  1. Palm Sunday (John 12:12-18), - Entry of Lord Jesus into Jerusalem
  2. Holy Monday
    1. Matins (Matthew 21:18-43) - the story of the fig tree as a symbol of the world failing to bring spiritual fruit in its response to God; 
    2. Liturgy of the Presanctified Gifts (Matthew 24:3-35) - Jesus' eschatological discourse on the signs of the End.
  3. Holy Tuesday
    1. Matins (Matthew 22:15-23:39) - condemnation of Pharisees as hypocrits;
    2. The Liturgy of the Presanctified Gifts (Matthew 24:36-26:2) - the parables of the ten wise virgins and of the ten talents; warning about the Last Judgement.
  4. Holy Wednesday - Judas' decision to betray Jesus
    1. Matin (John 12:17-50) - the rejection of Christ, the growing conflict, the final warning ofthe Judgment;
    2. the Liturgy of the Presanctified Gifts (Matthew 26:6-16) - pouring of the precious ointment on Jesus by a woman as symbol of love and repentance as ways to union with Christ.
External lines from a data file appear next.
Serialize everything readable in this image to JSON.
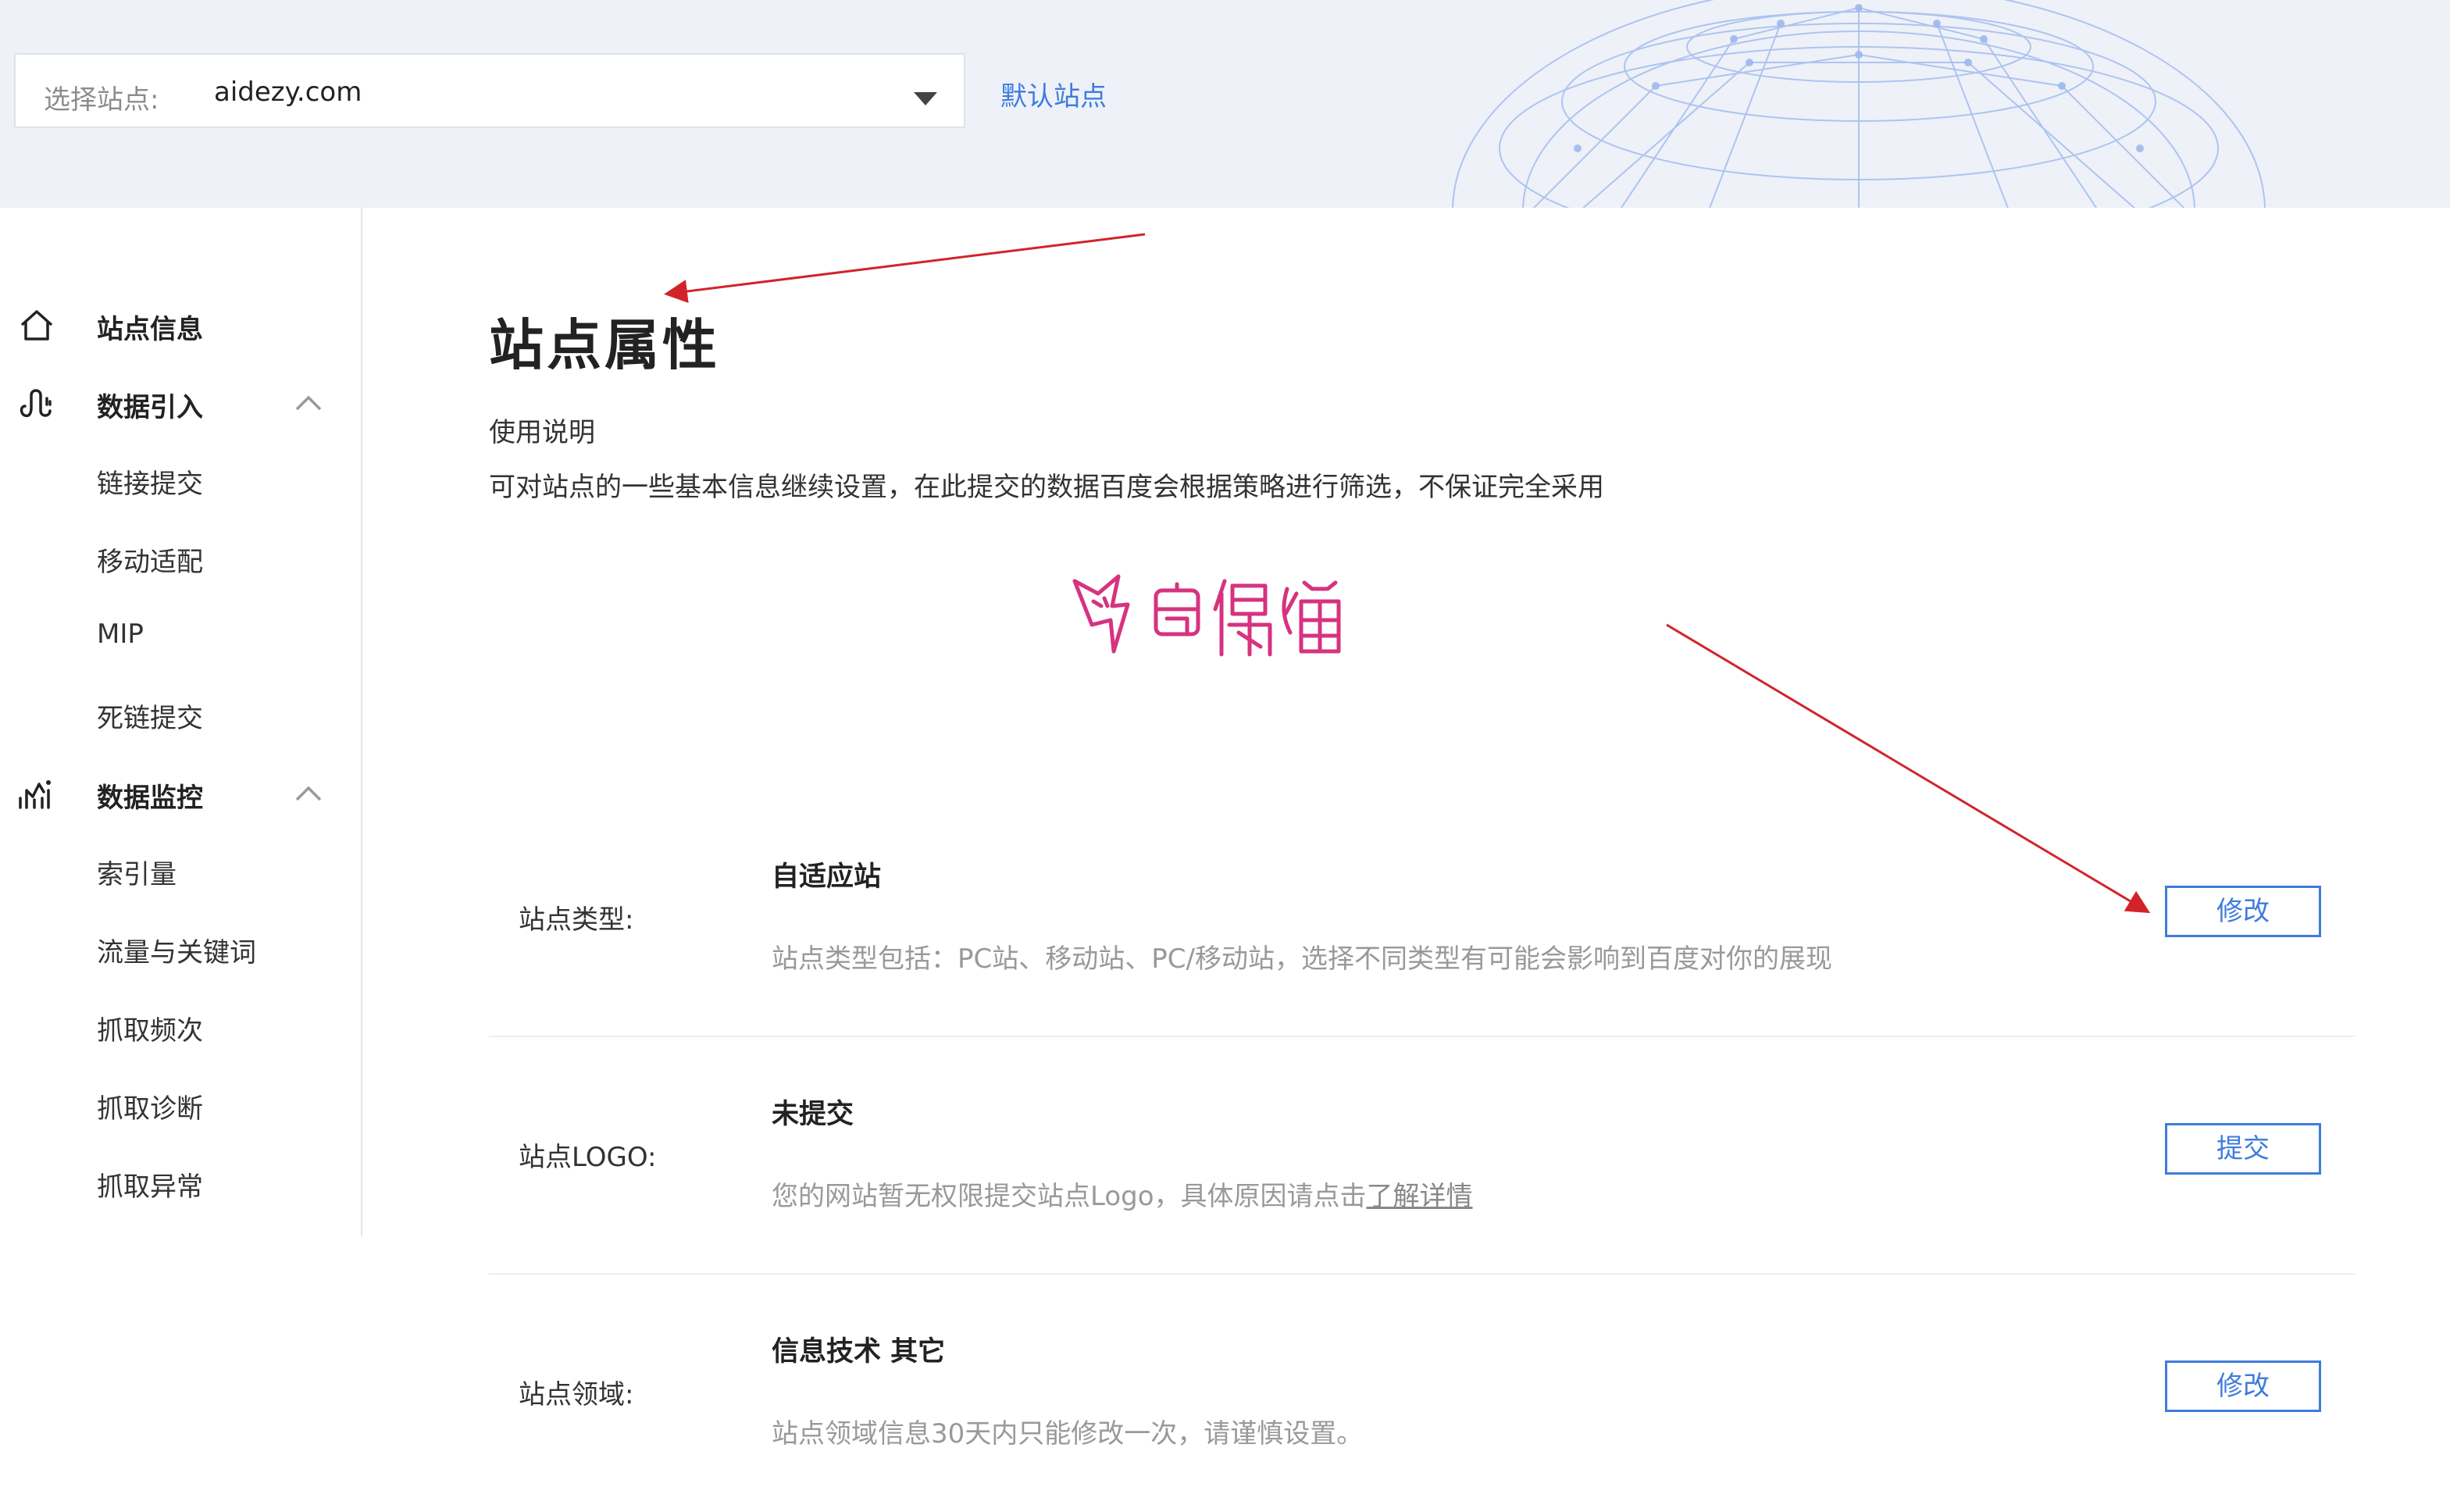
{
  "header": {
    "site_select_label": "选择站点:",
    "site_select_value": "aidezy.com",
    "default_site_link": "默认站点"
  },
  "sidebar": {
    "site_info": "站点信息",
    "data_import": {
      "label": "数据引入",
      "items": [
        "链接提交",
        "移动适配",
        "MIP",
        "死链提交"
      ]
    },
    "data_monitor": {
      "label": "数据监控",
      "items": [
        "索引量",
        "流量与关键词",
        "抓取频次",
        "抓取诊断",
        "抓取异常"
      ]
    }
  },
  "main": {
    "title": "站点属性",
    "usage_title": "使用说明",
    "usage_desc": "可对站点的一些基本信息继续设置，在此提交的数据百度会根据策略进行筛选，不保证完全采用",
    "properties": [
      {
        "label": "站点类型:",
        "value": "自适应站",
        "desc": "站点类型包括：PC站、移动站、PC/移动站，选择不同类型有可能会影响到百度对你的展现",
        "button": "修改"
      },
      {
        "label": "站点LOGO:",
        "value": "未提交",
        "desc": "您的网站暂无权限提交站点Logo，具体原因请点击",
        "desc_link": "了解详情",
        "button": "提交"
      },
      {
        "label": "站点领域:",
        "value": "信息技术 其它",
        "desc": "站点领域信息30天内只能修改一次，请谨慎设置。",
        "button": "修改"
      }
    ]
  },
  "watermark": "奇偶猫",
  "colors": {
    "accent": "#3e7cdd",
    "annotation_arrow": "#d2232a",
    "watermark": "#d6337f",
    "banner_bg": "#eef1f8"
  }
}
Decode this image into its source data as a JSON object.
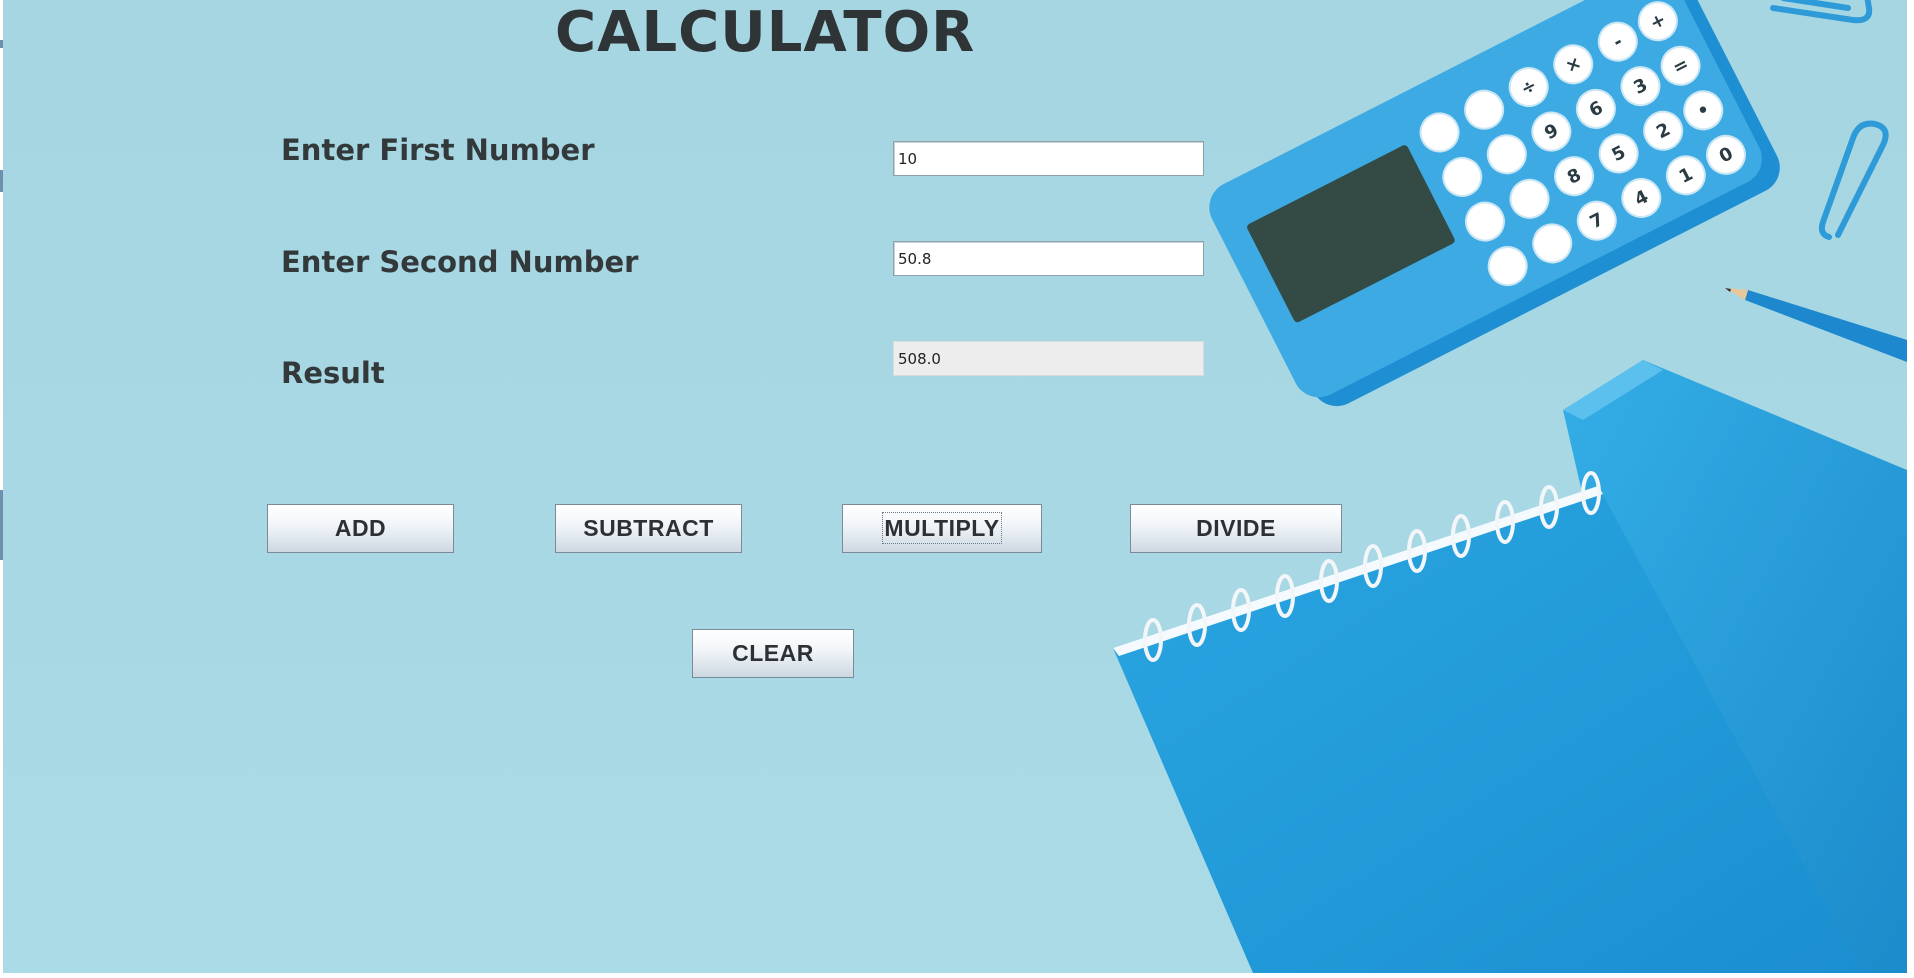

  5. Holy Thursday - commemoration of the following events: Jesus washing the disciples’ feet; institution of the Eucharist; the agony in Gethsemane; betrayal by Judas;
  6. Holy Friday - commemoration of the suffering, death, and burial of Christ;
  7. Holy Saturday - commemoration of the "Day of Rest," when Christ's body rests in the tomb, while his soul desends to Hades.


Easter Cycle/Pentecostarion - The Annual Cycle of movable Feasts, centered around Pascha (Easter Sunday): Palm Sunday (the Sunday before Pascha), Holy Ascension (the 40th day after Pascha) and Holy Pentecost (the Descent of the Holy Spirit; the 50th day after Pascha)